Element data from apps and pages
Segment Open

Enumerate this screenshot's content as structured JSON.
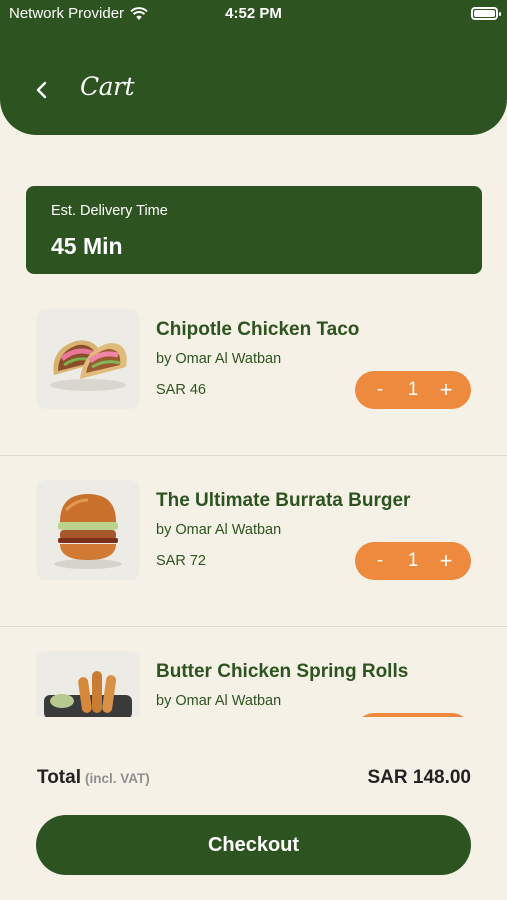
{
  "status_bar": {
    "carrier": "Network Provider",
    "time": "4:52 PM"
  },
  "header": {
    "title": "Cart"
  },
  "delivery": {
    "label": "Est. Delivery Time",
    "value": "45 Min"
  },
  "cart": {
    "items": [
      {
        "name": "Chipotle Chicken Taco",
        "by": "by Omar Al Watban",
        "price": "SAR 46",
        "qty": "1",
        "image": "taco-image"
      },
      {
        "name": "The Ultimate Burrata Burger",
        "by": "by Omar Al Watban",
        "price": "SAR 72",
        "qty": "1",
        "image": "burger-image"
      },
      {
        "name": "Butter Chicken Spring Rolls",
        "by": "by Omar Al Watban",
        "price": "",
        "qty": "",
        "image": "spring-rolls-image"
      }
    ],
    "stepper": {
      "minus": "-",
      "plus": "+"
    }
  },
  "total": {
    "label": "Total",
    "note": "(incl. VAT)",
    "value": "SAR 148.00"
  },
  "checkout": {
    "label": "Checkout"
  },
  "colors": {
    "primary": "#2d5420",
    "accent": "#ee8a3d",
    "background": "#f5f1e6"
  }
}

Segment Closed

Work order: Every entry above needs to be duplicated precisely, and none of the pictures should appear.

Answer box:
Enumerate this screenshot's content as structured JSON.
{
  "status_bar": {
    "carrier": "Network Provider",
    "time": "4:52 PM"
  },
  "header": {
    "title": "Cart"
  },
  "delivery": {
    "label": "Est. Delivery Time",
    "value": "45 Min"
  },
  "cart": {
    "items": [
      {
        "name": "Chipotle Chicken Taco",
        "by": "by Omar Al Watban",
        "price": "SAR 46",
        "qty": "1",
        "image": "taco-image"
      },
      {
        "name": "The Ultimate Burrata Burger",
        "by": "by Omar Al Watban",
        "price": "SAR 72",
        "qty": "1",
        "image": "burger-image"
      },
      {
        "name": "Butter Chicken Spring Rolls",
        "by": "by Omar Al Watban",
        "price": "",
        "qty": "",
        "image": "spring-rolls-image"
      }
    ],
    "stepper": {
      "minus": "-",
      "plus": "+"
    }
  },
  "total": {
    "label": "Total",
    "note": "(incl. VAT)",
    "value": "SAR 148.00"
  },
  "checkout": {
    "label": "Checkout"
  },
  "colors": {
    "primary": "#2d5420",
    "accent": "#ee8a3d",
    "background": "#f5f1e6"
  }
}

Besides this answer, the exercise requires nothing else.